Discover the many ways to improve OAB.
Patients with OAB feel a sudden urge to urinate, which can be followed by leaking. Some people leak on the way to the bathroom or while they are trying to pull their underwear down. Sometimes the entire bladder empties causing an embarrassing accident and expensive pads are often worn to prevent wet clothing. Many of those suffering from OAB will feel the urge to go even though their bladder is not full.
The bladder holds urine and expands to hold fluid like a water balloon. The muscles around the urethra tighten to hold in urine while the bladder muscle relaxes. When you urinate, the brain signals the urethra and pelvic floor muscles to relax.
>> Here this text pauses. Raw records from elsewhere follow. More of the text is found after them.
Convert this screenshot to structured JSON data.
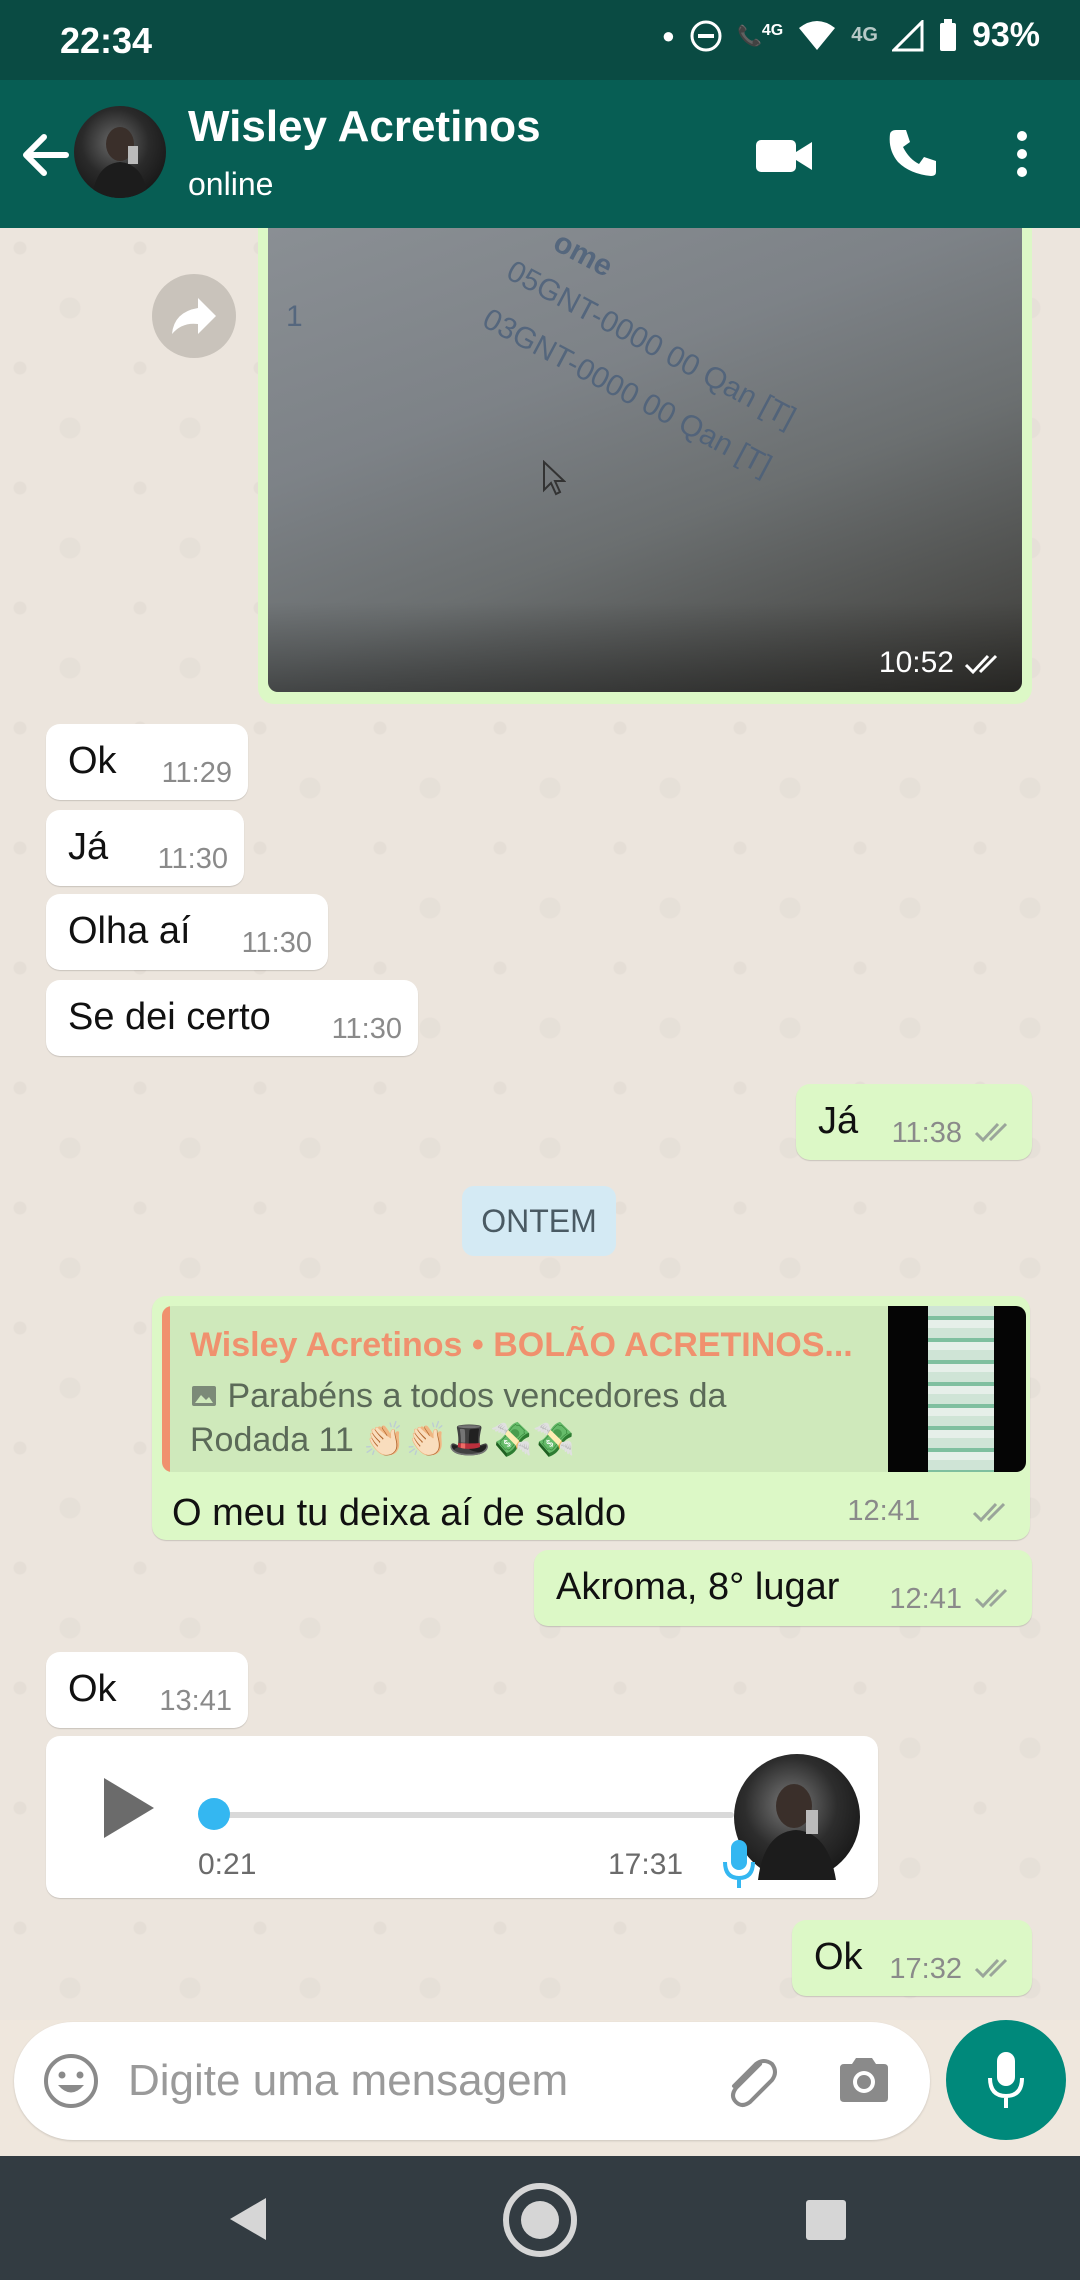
{
  "status_bar": {
    "time": "22:34",
    "battery": "93%",
    "net1": "4G",
    "net2": "4G"
  },
  "header": {
    "contact_name": "Wisley Acretinos",
    "status": "online"
  },
  "image_message": {
    "time": "10:52",
    "photo_line1": "ome",
    "photo_line2": "05GNT-0000 00 Qan [T]",
    "photo_line3": "03GNT-0000 00 Qan [T]",
    "photo_line4": "1"
  },
  "messages": [
    {
      "text": "Ok",
      "time": "11:29"
    },
    {
      "text": "Já",
      "time": "11:30"
    },
    {
      "text": "Olha aí",
      "time": "11:30"
    },
    {
      "text": "Se dei certo",
      "time": "11:30"
    },
    {
      "text": "Já",
      "time": "11:38"
    },
    {
      "text": "Akroma, 8° lugar",
      "time": "12:41"
    },
    {
      "text": "Ok",
      "time": "13:41"
    },
    {
      "text": "Ok",
      "time": "17:32"
    }
  ],
  "date_divider": "ONTEM",
  "reply_message": {
    "quote_author": "Wisley Acretinos • BOLÃO ACRETINOS...",
    "quote_text": "Parabéns a todos vencedores da Rodada 11",
    "quote_emoji": "👏🏻👏🏻🎩💸💸",
    "text": "O meu tu deixa aí de saldo",
    "time": "12:41"
  },
  "voice_message": {
    "duration": "0:21",
    "time": "17:31",
    "progress": 0
  },
  "input": {
    "placeholder": "Digite uma mensagem"
  },
  "colors": {
    "header": "#075e54",
    "statusbar": "#0a4b43",
    "outgoing": "#dcf8c6",
    "incoming": "#ffffff",
    "accent": "#00897b",
    "ticks": "#9aa59a"
  },
  "icons": [
    "back-arrow-icon",
    "video-call-icon",
    "phone-icon",
    "more-options-icon",
    "forward-icon",
    "double-check-icon",
    "play-icon",
    "mic-icon",
    "emoji-icon",
    "attach-icon",
    "camera-icon",
    "nav-back-icon",
    "nav-home-icon",
    "nav-recents-icon"
  ]
}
The bladder muscle squeezes which pushes urine out of the body. Normal frequency of urination is under 8 voids per day and 1 per night. In people with OAB, the bladder muscle is overactive and squeezes too often. These bladder spasms cause urgency, frequency and uncontrolled leakage even when the bladder is not full.
It can feel embarrassing to have uncontrollable bladder leakage but OAB effects 40% of adults. You are not alone. It is important to find an OAB provider who can guide you to improvement. During your first visit a thorough voiding history will be obtained. A pelvic exam will often be performed to help identify other conditions that influence the bladder, such as prolapse or leakage with straining.
Additional tests might include:
Treatments range from behavioral changes and physical therapy to procedural and surgical options:
Pelvic Floor Physical Therapy
Typically, medications regardless of class are not a successful long term management strategy for OAB due to to poor compliance, side effects, high cost and/or ineffectiveness (refer to lists below). Medication samples are great to try when available to see if OAB symptoms improve while using the drug. In some patients medications might be a reasonable option if tolerated, affordable and efficacious. Most patients will be candidates for OAB therapies beyond medications.
Beta Agonist Drawbacks:
The electroceutical coin (eCoin) is FDA approved for the treatment of urge urinary incontinence (UUI). The eCoin is a nickel-sized, pacemaker-like device implanted into the lower leg to stimulate the tibial nerve. The therapy requires no device management with a remote and/or recharging. The eCoin is placed with just local anesthetic.